Imagine, for example, that during his meeting with SpaceX engineers, Musk was getting calls on Twitter. That would not only reduce the quality of his own work and concentration, but it would also drive everyone else in the room crazy. Conversely, By keeping meetings, project work, and core tasks separate, Musk makes the most of his time and brainpower, aiding his ability to think critically and solve problems.
This is just one of the reasons why Musk is able to do what he does, which is to make valuable contributions to multiple companies dealing with complex issues.
For example, consider what he said Garrett Reisman, a former astronaut and engineer who worked for years with Musk at SpaceX. Reisman was amazed at Musk’s ability to help solve difficult problems.
“I mean, I’ve met a lot of super, super smart people.Reisman said in an interview. “But they’re usually super, super smart about one thing. Y [Musk es] able to have conversations with our best engineers about the software and the more arcane aspects of it. And then you’ll go to our manufacturing engineers and have discussions about some really esoteric welding process for some crazy alloy.”.
And continued: “It just goes back and forth, and his ability to do that through all the different technologies that are used in rockets and cars and everything else that he does, that’s what really impresses me.”.

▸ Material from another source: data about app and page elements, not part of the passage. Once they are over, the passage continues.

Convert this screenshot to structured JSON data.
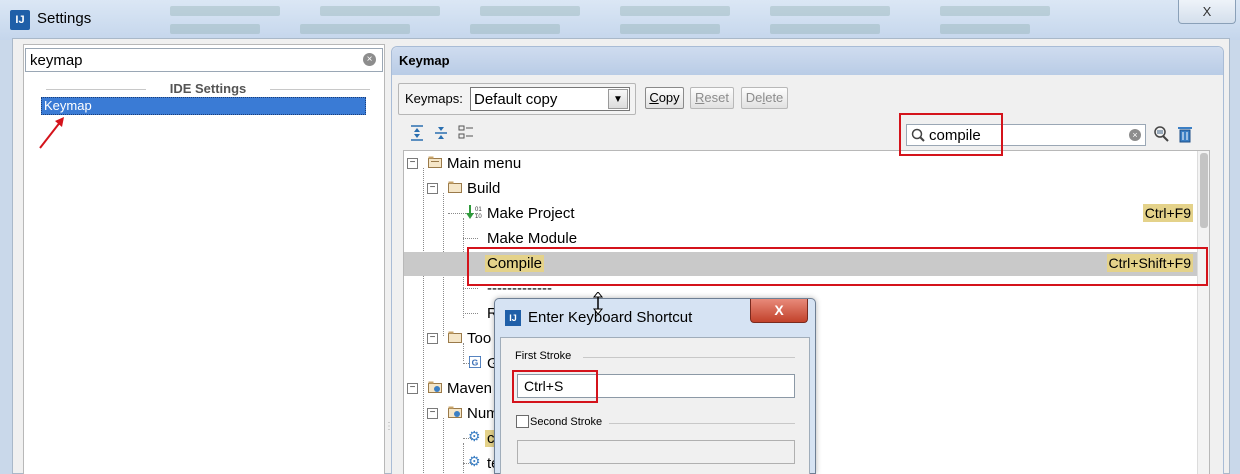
{
  "window": {
    "title": "Settings",
    "logo_text": "IJ",
    "close_glyph": "X"
  },
  "left": {
    "search_value": "keymap",
    "group_title": "IDE Settings",
    "selected_item": "Keymap"
  },
  "right": {
    "header": "Keymap",
    "keymaps_label": "Keymaps:",
    "keymap_selected": "Default copy",
    "buttons": {
      "copy": {
        "pre": "",
        "u": "C",
        "post": "opy"
      },
      "reset": {
        "pre": "",
        "u": "R",
        "post": "eset"
      },
      "delete": {
        "pre": "De",
        "u": "l",
        "post": "ete"
      }
    },
    "filter_value": "compile"
  },
  "tree": {
    "rows": [
      {
        "label": "Main menu",
        "shortcut": ""
      },
      {
        "label": "Build",
        "shortcut": ""
      },
      {
        "label": "Make Project",
        "shortcut": "Ctrl+F9"
      },
      {
        "label": "Make Module",
        "shortcut": ""
      },
      {
        "label": "Compile",
        "shortcut": "Ctrl+Shift+F9"
      },
      {
        "label": "-------------",
        "shortcut": ""
      },
      {
        "label": "R",
        "shortcut": ""
      },
      {
        "label": "Too",
        "shortcut": ""
      },
      {
        "label": "G",
        "shortcut": ""
      },
      {
        "label": "Maven",
        "shortcut": ""
      },
      {
        "label": "Num",
        "shortcut": ""
      },
      {
        "label": "cl",
        "shortcut": ""
      },
      {
        "label": "te",
        "shortcut": ""
      }
    ]
  },
  "dialog": {
    "title": "Enter Keyboard Shortcut",
    "first_stroke_label": "First Stroke",
    "first_stroke_value": "Ctrl+S",
    "second_stroke_label": "Second Stroke",
    "close_glyph": "X"
  },
  "colors": {
    "accent": "#3a7bd5",
    "annotation_red": "#d4131b",
    "match_highlight": "#e4d28a",
    "header_blue": "#c5d6ec"
  }
}
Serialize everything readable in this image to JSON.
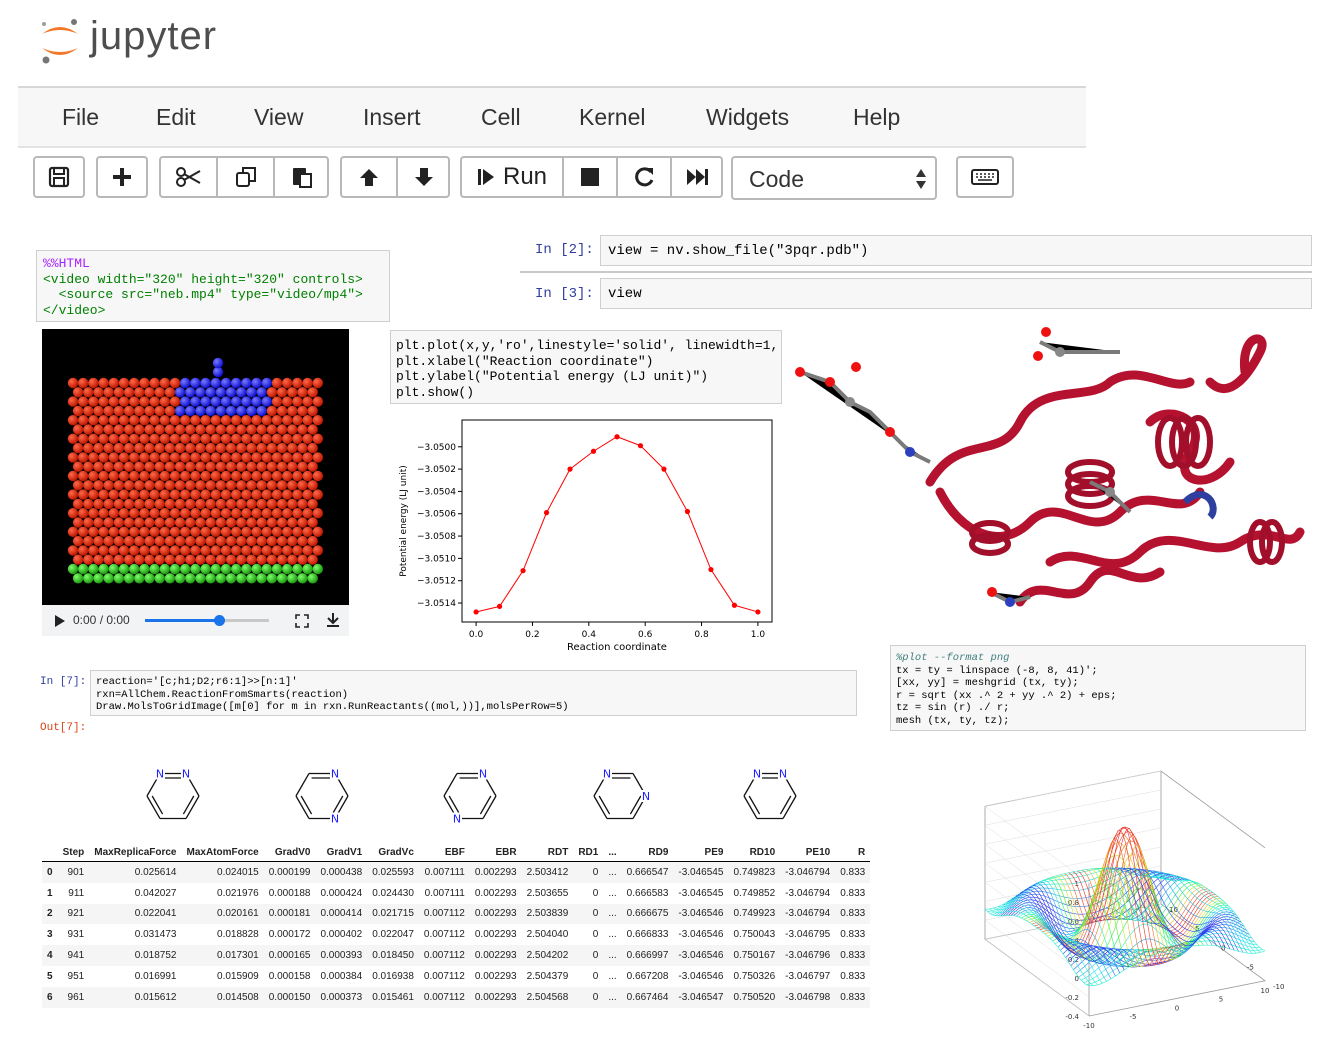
{
  "app": {
    "logo_text": "jupyter"
  },
  "menu": [
    "File",
    "Edit",
    "View",
    "Insert",
    "Cell",
    "Kernel",
    "Widgets",
    "Help"
  ],
  "toolbar": {
    "icons": [
      "save-icon",
      "plus-icon",
      "scissors-icon",
      "copy-icon",
      "paste-icon",
      "arrow-up-icon",
      "arrow-down-icon",
      "run-icon",
      "stop-icon",
      "restart-icon",
      "fast-forward-icon",
      "keyboard-icon"
    ],
    "run_label": "Run",
    "cell_type": "Code"
  },
  "html_cell": {
    "lines": [
      "%%HTML",
      "<video width=\"320\" height=\"320\" controls>",
      "  <source src=\"neb.mp4\" type=\"video/mp4\">",
      "</video>"
    ]
  },
  "video": {
    "time": "0:00 / 0:00",
    "progress": 0.6
  },
  "nglview": {
    "prompt2": "In [2]:",
    "code2": "view = nv.show_file(\"3pqr.pdb\")",
    "prompt3": "In [3]:",
    "code3": "view"
  },
  "plot_cell": {
    "lines": [
      "plt.plot(x,y,'ro',linestyle='solid', linewidth=1,",
      "plt.xlabel(\"Reaction coordinate\")",
      "plt.ylabel(\"Potential energy (LJ unit)\")",
      "plt.show()"
    ]
  },
  "chart_data": {
    "type": "line",
    "x": [
      0.0,
      0.0833,
      0.1667,
      0.25,
      0.3333,
      0.4167,
      0.5,
      0.5833,
      0.6667,
      0.75,
      0.8333,
      0.9167,
      1.0
    ],
    "y": [
      -3.05148,
      -3.05143,
      -3.05111,
      -3.05059,
      -3.0502,
      -3.05004,
      -3.04991,
      -3.04999,
      -3.0502,
      -3.05058,
      -3.0511,
      -3.05142,
      -3.05148
    ],
    "xlabel": "Reaction coordinate",
    "ylabel": "Potential energy (LJ unit)",
    "xticks": [
      "0.0",
      "0.2",
      "0.4",
      "0.6",
      "0.8",
      "1.0"
    ],
    "yticks": [
      "-3.0500",
      "-3.0502",
      "-3.0504",
      "-3.0506",
      "-3.0508",
      "-3.0510",
      "-3.0512",
      "-3.0514"
    ],
    "xlim": [
      -0.05,
      1.05
    ],
    "ylim": [
      -3.05157,
      -3.04976
    ],
    "color": "#ff0000"
  },
  "rdkit_cell": {
    "prompt": "In [7]:",
    "lines": [
      "reaction='[c;h1;D2;r6:1]>>[n:1]'",
      "rxn=AllChem.ReactionFromSmarts(reaction)",
      "Draw.MolsToGridImage([m[0] for m in rxn.RunReactants((mol,))],molsPerRow=5)"
    ],
    "out_prompt": "Out[7]:"
  },
  "octave_cell": {
    "lines": [
      "%plot --format png",
      "tx = ty = linspace (-8, 8, 41)';",
      "[xx, yy] = meshgrid (tx, ty);",
      "r = sqrt (xx .^ 2 + yy .^ 2) + eps;",
      "tz = sin (r) ./ r;",
      "mesh (tx, ty, tz);"
    ]
  },
  "mesh_plot": {
    "zticks": [
      "1",
      "0.8",
      "0.6",
      "0.4",
      "0.2",
      "0",
      "-0.2",
      "-0.4"
    ],
    "xticks": [
      "-10",
      "-5",
      "0",
      "5",
      "10"
    ],
    "yticks": [
      "-10",
      "-5",
      "0",
      "5",
      "10"
    ]
  },
  "dataframe": {
    "columns": [
      "",
      "Step",
      "MaxReplicaForce",
      "MaxAtomForce",
      "GradV0",
      "GradV1",
      "GradVc",
      "EBF",
      "EBR",
      "RDT",
      "RD1",
      "...",
      "RD9",
      "PE9",
      "RD10",
      "PE10",
      "R"
    ],
    "rows": [
      [
        "0",
        "901",
        "0.025614",
        "0.024015",
        "0.000199",
        "0.000438",
        "0.025593",
        "0.007111",
        "0.002293",
        "2.503412",
        "0",
        "...",
        "0.666547",
        "-3.046545",
        "0.749823",
        "-3.046794",
        "0.833"
      ],
      [
        "1",
        "911",
        "0.042027",
        "0.021976",
        "0.000188",
        "0.000424",
        "0.024430",
        "0.007111",
        "0.002293",
        "2.503655",
        "0",
        "...",
        "0.666583",
        "-3.046545",
        "0.749852",
        "-3.046794",
        "0.833"
      ],
      [
        "2",
        "921",
        "0.022041",
        "0.020161",
        "0.000181",
        "0.000414",
        "0.021715",
        "0.007112",
        "0.002293",
        "2.503839",
        "0",
        "...",
        "0.666675",
        "-3.046546",
        "0.749923",
        "-3.046794",
        "0.833"
      ],
      [
        "3",
        "931",
        "0.031473",
        "0.018828",
        "0.000172",
        "0.000402",
        "0.022047",
        "0.007112",
        "0.002293",
        "2.504040",
        "0",
        "...",
        "0.666833",
        "-3.046546",
        "0.750043",
        "-3.046795",
        "0.833"
      ],
      [
        "4",
        "941",
        "0.018752",
        "0.017301",
        "0.000165",
        "0.000393",
        "0.018450",
        "0.007112",
        "0.002293",
        "2.504202",
        "0",
        "...",
        "0.666997",
        "-3.046546",
        "0.750167",
        "-3.046796",
        "0.833"
      ],
      [
        "5",
        "951",
        "0.016991",
        "0.015909",
        "0.000158",
        "0.000384",
        "0.016938",
        "0.007112",
        "0.002293",
        "2.504379",
        "0",
        "...",
        "0.667208",
        "-3.046546",
        "0.750326",
        "-3.046797",
        "0.833"
      ],
      [
        "6",
        "961",
        "0.015612",
        "0.014508",
        "0.000150",
        "0.000373",
        "0.015461",
        "0.007112",
        "0.002293",
        "2.504568",
        "0",
        "...",
        "0.667464",
        "-3.046547",
        "0.750520",
        "-3.046798",
        "0.833"
      ]
    ]
  }
}
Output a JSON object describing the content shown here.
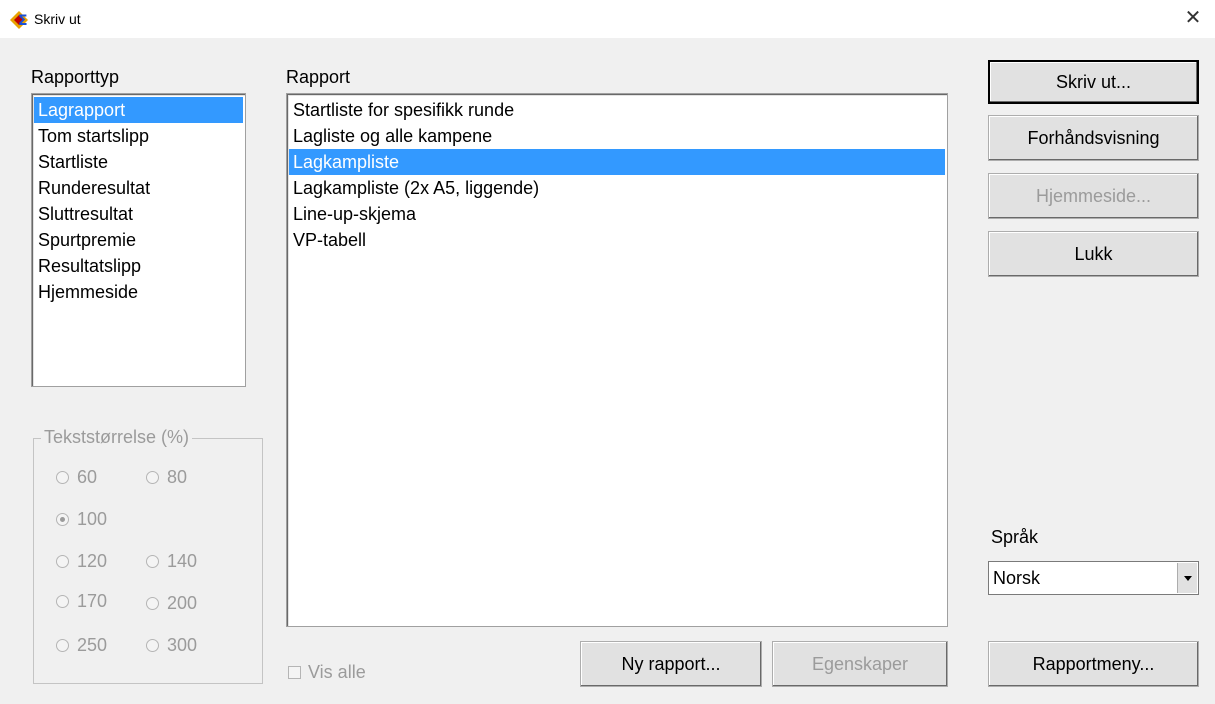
{
  "window": {
    "title": "Skriv ut",
    "close_glyph": "✕"
  },
  "rapporttyp": {
    "label": "Rapporttyp",
    "items": [
      {
        "label": "Lagrapport",
        "selected": true
      },
      {
        "label": "Tom startslipp",
        "selected": false
      },
      {
        "label": "Startliste",
        "selected": false
      },
      {
        "label": "Runderesultat",
        "selected": false
      },
      {
        "label": "Sluttresultat",
        "selected": false
      },
      {
        "label": "Spurtpremie",
        "selected": false
      },
      {
        "label": "Resultatslipp",
        "selected": false
      },
      {
        "label": "Hjemmeside",
        "selected": false
      }
    ]
  },
  "rapport": {
    "label": "Rapport",
    "items": [
      {
        "label": "Startliste for spesifikk runde",
        "selected": false
      },
      {
        "label": "Lagliste og alle kampene",
        "selected": false
      },
      {
        "label": "Lagkampliste",
        "selected": true
      },
      {
        "label": "Lagkampliste (2x A5, liggende)",
        "selected": false
      },
      {
        "label": "Line-up-skjema",
        "selected": false
      },
      {
        "label": "VP-tabell",
        "selected": false
      }
    ]
  },
  "text_size": {
    "title": "Tekststørrelse (%)",
    "options": [
      "60",
      "80",
      "100",
      "120",
      "140",
      "170",
      "200",
      "250",
      "300"
    ],
    "selected": "100"
  },
  "vis_alle": {
    "label": "Vis alle",
    "checked": false
  },
  "buttons": {
    "print": "Skriv ut...",
    "preview": "Forhåndsvisning",
    "homepage": "Hjemmeside...",
    "close": "Lukk",
    "new_report": "Ny rapport...",
    "properties": "Egenskaper",
    "report_menu": "Rapportmeny..."
  },
  "language": {
    "label": "Språk",
    "value": "Norsk"
  },
  "colors": {
    "selection": "#3399ff",
    "disabled_text": "#9b9b9b",
    "dialog_bg": "#f0f0f0"
  },
  "icons": {
    "app": "sigma-app-icon",
    "close": "close-icon",
    "dropdown": "chevron-down-icon"
  }
}
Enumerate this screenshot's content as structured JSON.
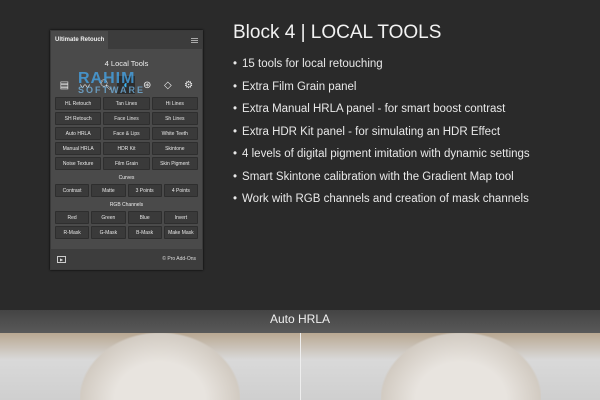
{
  "panel": {
    "title": "Ultimate Retouch",
    "heading": "4 Local Tools",
    "icons": [
      "document-icon",
      "heartbeat-icon",
      "magnifier-icon",
      "contrast-icon",
      "channels-icon",
      "diamond-icon",
      "gears-icon"
    ],
    "tools": [
      "HL Retouch",
      "Tan Lines",
      "Hi Lines",
      "SH Retouch",
      "Face Lines",
      "Sh Lines",
      "Auto HRLA",
      "Face & Lips",
      "White Teeth",
      "Manual HRLA",
      "HDR Kit",
      "Skintone",
      "Noise Texture",
      "Film Grain",
      "Skin Pigment"
    ],
    "curves_label": "Curves",
    "curves": [
      "Contrast",
      "Matte",
      "3 Points",
      "4 Points"
    ],
    "rgb_label": "RGB Channels",
    "rgb": [
      "Red",
      "Green",
      "Blue",
      "Invert",
      "R-Mask",
      "G-Mask",
      "B-Mask",
      "Make Mask"
    ],
    "footer": "© Pro Add-Ons"
  },
  "watermark": {
    "line1": "RAHIM",
    "line2": "SOFTWARE"
  },
  "main": {
    "title": "Block 4 | LOCAL TOOLS",
    "bullets": [
      "15 tools for local retouching",
      "Extra Film Grain panel",
      "Extra Manual HRLA panel - for smart boost contrast",
      "Extra HDR Kit panel - for simulating an HDR Effect",
      "4 levels of digital pigment imitation with dynamic settings",
      "Smart Skintone calibration with the Gradient Map tool",
      "Work with RGB channels and creation of mask channels"
    ]
  },
  "band": {
    "label": "Auto HRLA"
  },
  "accent": "#3ab4f2"
}
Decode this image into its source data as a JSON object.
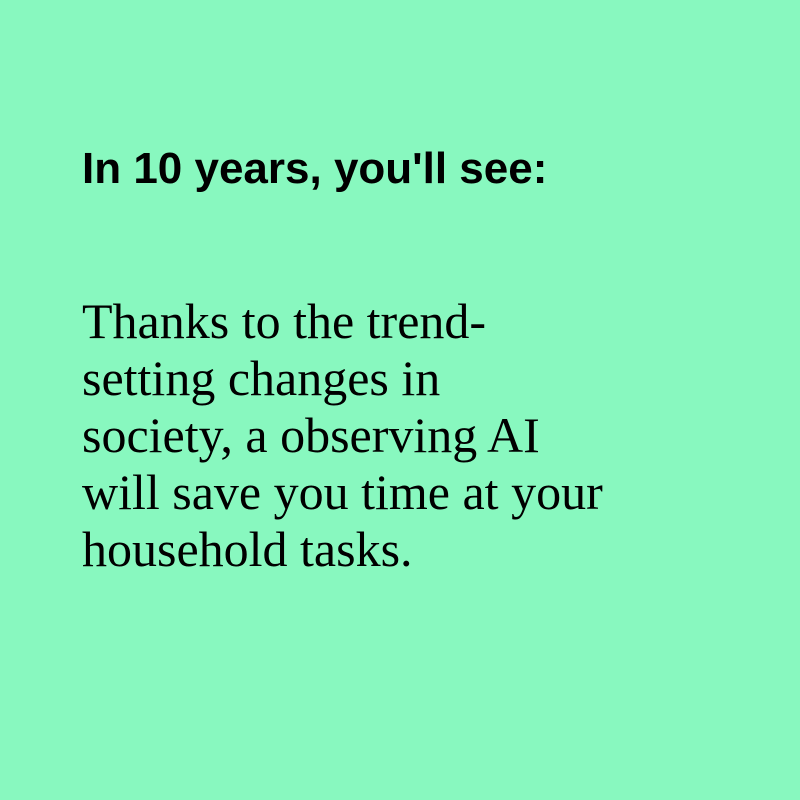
{
  "colors": {
    "background": "#88f8bf",
    "text": "#000000"
  },
  "headline": "In 10 years, you'll see:",
  "body": {
    "lines": [
      "Thanks to the trend-",
      "setting changes in",
      "society, a observing AI",
      "will save you time at your",
      "household tasks."
    ]
  }
}
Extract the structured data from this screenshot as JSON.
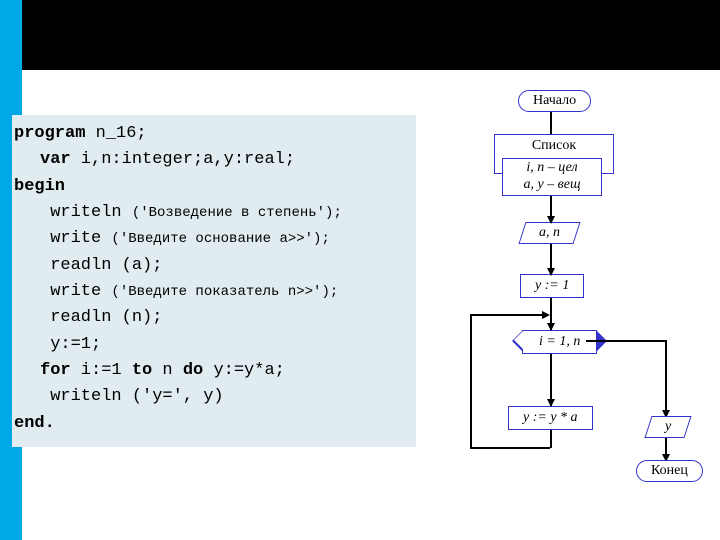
{
  "code": {
    "l1a": "program",
    "l1b": " n_16;",
    "l2a": "var",
    "l2b": " i,n:integer;a,y:real;",
    "l3": "begin",
    "l4a": " writeln ",
    "l4b": "('Возведение в степень');",
    "l5a": " write ",
    "l5b": "('Введите основание a>>');",
    "l6": " readln (a);",
    "l7a": " write ",
    "l7b": "('Введите показатель n>>');",
    "l8": " readln (n);",
    "l9": " y:=1;",
    "l10a": "for",
    "l10b": " i:=1 ",
    "l10c": "to",
    "l10d": " n ",
    "l10e": "do",
    "l10f": " y:=y*a;",
    "l11": " writeln ('y=', y)",
    "l12": "end."
  },
  "flow": {
    "start": "Начало",
    "list_title": "Список данных",
    "list_desc_l1": "i, n – цел",
    "list_desc_l2": "a, y – вещ",
    "input": "a, n",
    "init": "y := 1",
    "loop": "i = 1, n",
    "body": "y := y * a",
    "output": "y",
    "end": "Конец"
  }
}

So “what can you learn from all this?” asks Bariso.
To be clear, as much as I respect Musk’s work ethic, says the author, “I don’t recommend working as many hours as he did, or even having late-night meetings. But we can learn a valuable lesson from how Musk does his job.”.
“You are probably trying to balance multiple responsibilitiesincluding running a business, balancing clients, and even separating time for work, family, and self. The key is to keep them separate and follow the ‘focus rule’. Focus on one thing at a time”, recommends Bariso.
And he concludes: “So, whether you’re emailing, brainstorming, meeting, creating, solving problems, thinking critically, spending time with your family, or taking time for yourself, shut out all outside distractions. Focus all your attention and intellect on the people or task at hand. Doing so will allow you to not only be in more places and do more, but also increase the quality of what you do. And that’s productivity at its finest.”.